START DATA TO EXAMINE
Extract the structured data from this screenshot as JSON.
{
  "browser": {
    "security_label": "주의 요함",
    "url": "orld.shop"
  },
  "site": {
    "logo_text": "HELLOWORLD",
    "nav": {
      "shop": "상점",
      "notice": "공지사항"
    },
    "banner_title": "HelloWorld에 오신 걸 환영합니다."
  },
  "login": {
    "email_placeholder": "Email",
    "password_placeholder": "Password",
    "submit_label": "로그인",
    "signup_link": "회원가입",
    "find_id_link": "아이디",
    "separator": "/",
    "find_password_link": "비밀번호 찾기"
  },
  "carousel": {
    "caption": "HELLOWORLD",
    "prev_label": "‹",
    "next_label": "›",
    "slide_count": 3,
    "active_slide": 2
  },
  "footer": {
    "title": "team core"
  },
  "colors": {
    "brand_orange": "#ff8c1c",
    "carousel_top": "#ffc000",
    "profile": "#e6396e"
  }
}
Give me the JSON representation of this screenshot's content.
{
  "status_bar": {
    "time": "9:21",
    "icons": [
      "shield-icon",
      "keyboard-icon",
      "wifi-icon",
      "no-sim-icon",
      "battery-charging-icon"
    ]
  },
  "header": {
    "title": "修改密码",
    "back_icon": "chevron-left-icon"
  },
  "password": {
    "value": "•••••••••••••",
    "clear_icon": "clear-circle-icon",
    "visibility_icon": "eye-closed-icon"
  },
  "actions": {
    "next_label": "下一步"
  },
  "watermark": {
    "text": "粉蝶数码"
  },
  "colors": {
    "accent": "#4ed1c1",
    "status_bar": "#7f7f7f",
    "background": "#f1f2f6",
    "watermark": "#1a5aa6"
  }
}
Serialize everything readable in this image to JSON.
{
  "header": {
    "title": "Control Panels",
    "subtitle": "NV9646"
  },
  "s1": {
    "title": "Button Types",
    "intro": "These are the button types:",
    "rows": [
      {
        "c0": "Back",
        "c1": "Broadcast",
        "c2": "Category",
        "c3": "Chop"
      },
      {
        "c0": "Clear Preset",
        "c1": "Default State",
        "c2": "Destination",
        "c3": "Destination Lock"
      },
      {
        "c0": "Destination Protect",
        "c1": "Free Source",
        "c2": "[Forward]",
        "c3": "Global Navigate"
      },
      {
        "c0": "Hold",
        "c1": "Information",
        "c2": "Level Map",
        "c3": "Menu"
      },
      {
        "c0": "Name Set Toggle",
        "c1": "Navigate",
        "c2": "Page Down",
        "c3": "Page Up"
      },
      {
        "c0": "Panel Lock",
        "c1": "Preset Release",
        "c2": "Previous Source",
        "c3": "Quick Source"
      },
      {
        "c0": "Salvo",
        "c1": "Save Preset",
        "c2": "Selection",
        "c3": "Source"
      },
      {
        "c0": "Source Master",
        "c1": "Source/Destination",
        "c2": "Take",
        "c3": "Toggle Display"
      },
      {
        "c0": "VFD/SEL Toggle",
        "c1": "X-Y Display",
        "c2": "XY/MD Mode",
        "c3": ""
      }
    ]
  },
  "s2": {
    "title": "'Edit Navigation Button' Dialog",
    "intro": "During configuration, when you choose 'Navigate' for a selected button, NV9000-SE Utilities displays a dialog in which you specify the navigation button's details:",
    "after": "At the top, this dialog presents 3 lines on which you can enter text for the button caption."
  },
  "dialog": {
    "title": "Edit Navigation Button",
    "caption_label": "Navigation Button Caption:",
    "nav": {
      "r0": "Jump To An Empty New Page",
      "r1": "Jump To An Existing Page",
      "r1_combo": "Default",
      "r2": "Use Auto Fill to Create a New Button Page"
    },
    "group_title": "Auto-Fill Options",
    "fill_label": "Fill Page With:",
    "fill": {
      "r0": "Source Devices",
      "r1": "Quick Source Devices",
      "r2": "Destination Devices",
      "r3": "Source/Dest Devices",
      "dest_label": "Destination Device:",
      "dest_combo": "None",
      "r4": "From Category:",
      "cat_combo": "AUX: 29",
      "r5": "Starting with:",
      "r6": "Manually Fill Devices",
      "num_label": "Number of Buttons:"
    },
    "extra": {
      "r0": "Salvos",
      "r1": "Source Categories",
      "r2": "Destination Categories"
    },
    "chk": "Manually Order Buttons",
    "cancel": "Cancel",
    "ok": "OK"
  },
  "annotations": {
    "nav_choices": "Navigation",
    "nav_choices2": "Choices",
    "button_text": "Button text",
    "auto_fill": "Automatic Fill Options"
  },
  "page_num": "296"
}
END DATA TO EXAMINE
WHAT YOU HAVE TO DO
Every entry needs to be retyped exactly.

RESPONSE TO THIS TASK
Extract the structured data from this screenshot as JSON.
{
  "browser": {
    "security_label": "주의 요함",
    "url": "orld.shop"
  },
  "site": {
    "logo_text": "HELLOWORLD",
    "nav": {
      "shop": "상점",
      "notice": "공지사항"
    },
    "banner_title": "HelloWorld에 오신 걸 환영합니다."
  },
  "login": {
    "email_placeholder": "Email",
    "password_placeholder": "Password",
    "submit_label": "로그인",
    "signup_link": "회원가입",
    "find_id_link": "아이디",
    "separator": "/",
    "find_password_link": "비밀번호 찾기"
  },
  "carousel": {
    "caption": "HELLOWORLD",
    "prev_label": "‹",
    "next_label": "›",
    "slide_count": 3,
    "active_slide": 2
  },
  "footer": {
    "title": "team core"
  },
  "colors": {
    "brand_orange": "#ff8c1c",
    "carousel_top": "#ffc000",
    "profile": "#e6396e"
  }
}
Give me the JSON representation of this screenshot's content.
{
  "status_bar": {
    "time": "9:21",
    "icons": [
      "shield-icon",
      "keyboard-icon",
      "wifi-icon",
      "no-sim-icon",
      "battery-charging-icon"
    ]
  },
  "header": {
    "title": "修改密码",
    "back_icon": "chevron-left-icon"
  },
  "password": {
    "value": "•••••••••••••",
    "clear_icon": "clear-circle-icon",
    "visibility_icon": "eye-closed-icon"
  },
  "actions": {
    "next_label": "下一步"
  },
  "watermark": {
    "text": "粉蝶数码"
  },
  "colors": {
    "accent": "#4ed1c1",
    "status_bar": "#7f7f7f",
    "background": "#f1f2f6",
    "watermark": "#1a5aa6"
  }
}
Serialize everything readable in this image to JSON.
{
  "header": {
    "title": "Control Panels",
    "subtitle": "NV9646"
  },
  "s1": {
    "title": "Button Types",
    "intro": "These are the button types:",
    "rows": [
      {
        "c0": "Back",
        "c1": "Broadcast",
        "c2": "Category",
        "c3": "Chop"
      },
      {
        "c0": "Clear Preset",
        "c1": "Default State",
        "c2": "Destination",
        "c3": "Destination Lock"
      },
      {
        "c0": "Destination Protect",
        "c1": "Free Source",
        "c2": "[Forward]",
        "c3": "Global Navigate"
      },
      {
        "c0": "Hold",
        "c1": "Information",
        "c2": "Level Map",
        "c3": "Menu"
      },
      {
        "c0": "Name Set Toggle",
        "c1": "Navigate",
        "c2": "Page Down",
        "c3": "Page Up"
      },
      {
        "c0": "Panel Lock",
        "c1": "Preset Release",
        "c2": "Previous Source",
        "c3": "Quick Source"
      },
      {
        "c0": "Salvo",
        "c1": "Save Preset",
        "c2": "Selection",
        "c3": "Source"
      },
      {
        "c0": "Source Master",
        "c1": "Source/Destination",
        "c2": "Take",
        "c3": "Toggle Display"
      },
      {
        "c0": "VFD/SEL Toggle",
        "c1": "X-Y Display",
        "c2": "XY/MD Mode",
        "c3": ""
      }
    ]
  },
  "s2": {
    "title": "'Edit Navigation Button' Dialog",
    "intro": "During configuration, when you choose 'Navigate' for a selected button, NV9000-SE Utilities displays a dialog in which you specify the navigation button's details:",
    "after": "At the top, this dialog presents 3 lines on which you can enter text for the button caption."
  },
  "dialog": {
    "title": "Edit Navigation Button",
    "caption_label": "Navigation Button Caption:",
    "nav": {
      "r0": "Jump To An Empty New Page",
      "r1": "Jump To An Existing Page",
      "r1_combo": "Default",
      "r2": "Use Auto Fill to Create a New Button Page"
    },
    "group_title": "Auto-Fill Options",
    "fill_label": "Fill Page With:",
    "fill": {
      "r0": "Source Devices",
      "r1": "Quick Source Devices",
      "r2": "Destination Devices",
      "r3": "Source/Dest Devices",
      "dest_label": "Destination Device:",
      "dest_combo": "None",
      "r4": "From Category:",
      "cat_combo": "AUX: 29",
      "r5": "Starting with:",
      "r6": "Manually Fill Devices",
      "num_label": "Number of Buttons:"
    },
    "extra": {
      "r0": "Salvos",
      "r1": "Source Categories",
      "r2": "Destination Categories"
    },
    "chk": "Manually Order Buttons",
    "cancel": "Cancel",
    "ok": "OK"
  },
  "annotations": {
    "nav_choices": "Navigation",
    "nav_choices2": "Choices",
    "button_text": "Button text",
    "auto_fill": "Automatic Fill Options"
  },
  "page_num": "296"
}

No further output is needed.